The Two Towers
by J.R.R. Tolkien
Note: Before we jump into discussing Aragorn in The Two Towers, you might want to take a peek at Aragorn's "Character Analysis" for The Fellowship of the Ring for some background.
In The Fellowship of the Ring, Aragorn (son of Arathorn, heir to the throne of Gondor) spent most of the novel running around looking grubby and answering to the name of "Strider." Now, we don't want to surprise anyone, but the next book is called The Return of the King, and since Aragorn is the heir to the throne of Gondor, we think you can do the math: he's going to be the king mentioned in the title of the last book. So what's the missing link between "Strider" in Fellowship and "Aragorn, High King of Gondor," in The Return of the King?
The Two Towers is the book that bridges the gap between the extremes of The Fellowship of the Ring and The Return of the King.
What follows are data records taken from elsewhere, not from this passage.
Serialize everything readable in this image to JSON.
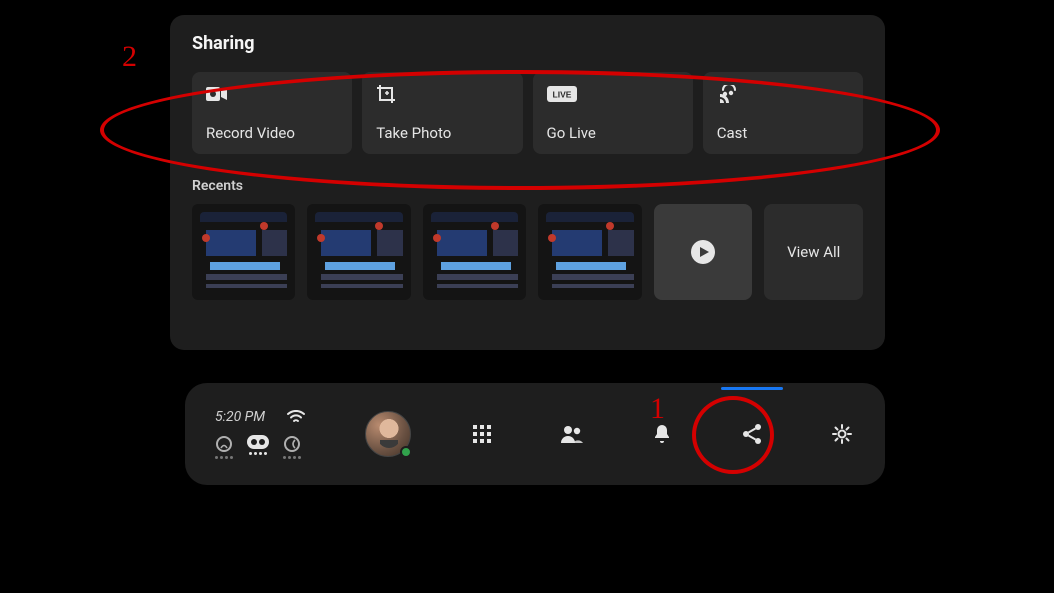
{
  "sharing": {
    "title": "Sharing",
    "tiles": [
      {
        "label": "Record Video"
      },
      {
        "label": "Take Photo"
      },
      {
        "label": "Go Live"
      },
      {
        "label": "Cast"
      }
    ]
  },
  "recents": {
    "title": "Recents",
    "viewAll": "View All"
  },
  "dock": {
    "time": "5:20 PM"
  },
  "annotations": {
    "num1": "1",
    "num2": "2"
  }
}
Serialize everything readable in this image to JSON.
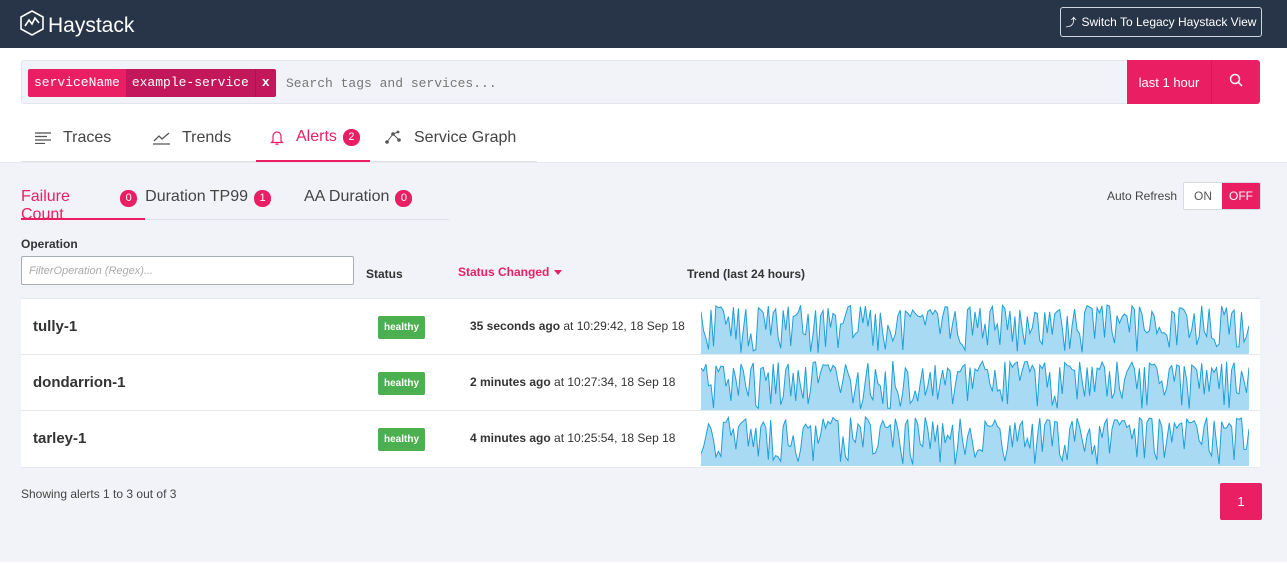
{
  "header": {
    "app_name": "Haystack",
    "legacy_button_label": "Switch To Legacy Haystack View"
  },
  "search": {
    "chip_key": "serviceName",
    "chip_value": "example-service",
    "chip_remove": "x",
    "placeholder": "Search tags and services...",
    "time_range": "last 1 hour"
  },
  "main_tabs": [
    {
      "label": "Traces",
      "icon": "list-icon"
    },
    {
      "label": "Trends",
      "icon": "line-chart-icon"
    },
    {
      "label": "Alerts",
      "icon": "bell-icon",
      "badge": "2",
      "active": true
    },
    {
      "label": "Service Graph",
      "icon": "graph-icon"
    }
  ],
  "sub_tabs": [
    {
      "label": "Failure Count",
      "badge": "0",
      "active": true
    },
    {
      "label": "Duration TP99",
      "badge": "1"
    },
    {
      "label": "AA Duration",
      "badge": "0"
    }
  ],
  "auto_refresh": {
    "label": "Auto Refresh",
    "on_label": "ON",
    "off_label": "OFF",
    "state": "OFF"
  },
  "table": {
    "col_operation": "Operation",
    "filter_placeholder": "FilterOperation (Regex)...",
    "col_status": "Status",
    "col_status_changed": "Status Changed",
    "col_trend": "Trend (last 24 hours)",
    "rows": [
      {
        "operation": "tully-1",
        "status": "healthy",
        "changed_rel": "35 seconds ago",
        "changed_abs": " at 10:29:42, 18 Sep 18"
      },
      {
        "operation": "dondarrion-1",
        "status": "healthy",
        "changed_rel": "2 minutes ago",
        "changed_abs": " at 10:27:34, 18 Sep 18"
      },
      {
        "operation": "tarley-1",
        "status": "healthy",
        "changed_rel": "4 minutes ago",
        "changed_abs": " at 10:25:54, 18 Sep 18"
      }
    ]
  },
  "footer": {
    "summary": "Showing alerts 1 to 3 out of 3",
    "current_page": "1"
  },
  "colors": {
    "accent": "#e91e63",
    "header_bg": "#283447",
    "healthy": "#4caf50",
    "spark_fill": "#a8daf3",
    "spark_line": "#1e9fd8"
  }
}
Aragorn spends most of The Two Towers learning how to be a king, and friends, it's a process. He leads Gimli and Legolas on the trail of Merry and Pippin (kidnapped by orcs, of course). Aragorn also gets to help lead King Théoden's men into battle at Helm's Deep (since Théoden is a nice guy, but he's no High King).
And Aragorn's transformation from rough-and-tumble outdoorsy guy in Book One to Leader of Middle-earth in Book Three isn't all happening on the inside. He also gets a lot more attractive and impressive on the outside over the course of the second book. Check out this scene, when Aragorn arrives at the doorway of Meduseld, the king's household in Rohan, to speak with Théoden. The doorman demands that Aragorn leave his sword at the door before he can go in to see the king:
"Here I set [my sword…] but I command you not to touch it, nor to permit any other to lay hand on it. In this elvish sheath dwells the Blade that was Broken and has been made again. Telchar first wrought it in the deeps of time. Death shall come to any man that draws Elendil's sword save Elendil's heir."
The guard stepped back and looked with amazement on Aragorn. "It seems that you are come on the wings of song out of forgotten days," he said. "It shall be, lord, as you command." (3.6.43-4)
Aragorn may not initially look like much, and accordingly, the guard asks him to leave behind his sword just like he would ask any other warrior. But the air of command that basically shines out of him changes that guard's mind in a hurry.
Suddenly, the guard sees Aragorn as a lord of legend, coming "on the wings of song out of forgotten days." (Ah, if only people used that greeting more often.) Aragorn has put that guard in his place, and he's also indicated to us that he's ready to start owning his identity as Isildur's heir. No more of that "Strider" stuff for our Aragorn. He's the bearer of the Sword that was Broken, and he's not going to hide it anymore.
But really, the best example of Aragorn's increasingly obvious awesomeness is Éowyn's instant crush on him the minute she sees him at Théoden's hall. Aragorn has not totally come out yet as the future king of Gondor. Still, his lordliness is starting to peep through his shaggy appearance. So as soon as Éowyn claps eyes on him, she practically faints, seeing him as a "tall heir of kings, wise with many winters, greycloaked, hiding a power that she yet felt" (3.6.72). Swoon. Éowyn knows a king when she sees one, even if he is "hiding a power that she yet felt." The rest of the Rohan court may still have to catch up to Aragorn's all-around excellence, but Éowyn's attraction tips off the reader. It seems our little Aragorn is really starting to come into his own.
Still, if all of these hints that Aragorn is heading towards kingship aren't enough, Tolkien gives us the equivalent of a flashing neon sign that says, Aragorn's Heading to Gondor—Pay Attention, Guys! Galadriel passes on a prophecy to Aragorn (or "Elessar," as she likes to call him—see our discussion of The Green Stone in our The Fellowship of the Ring learning guide for some reasons why):
Where now are the Dúnedain, Elessar, Elessar!
Why do thy kinsfolk wander afar?
Near is the hour when the Lost should come forth,
And the Grey Company ride from the North. (3.5.142)
In other words, Aragorn (a.k.a. Elessar), why are your allies wandering around right now? You guys have to be goal-oriented! You've got a job to do! The Lost are about to come out, and the Grey Company (the Dúnedain, who were Aragorn's original posse) had better be there to make that happen. Galadriel's essentially telling Aragorn that he has to get his act together—that whole becoming-king thing is not far off.
Naturally, we've got to read the next book to find out how this whole Aragorn-king thing pays off, so we can think of the Aragorn plot arc over the course of The Two Towers as basically ramping up our suspense for what will happen in the final entry of the trilogy.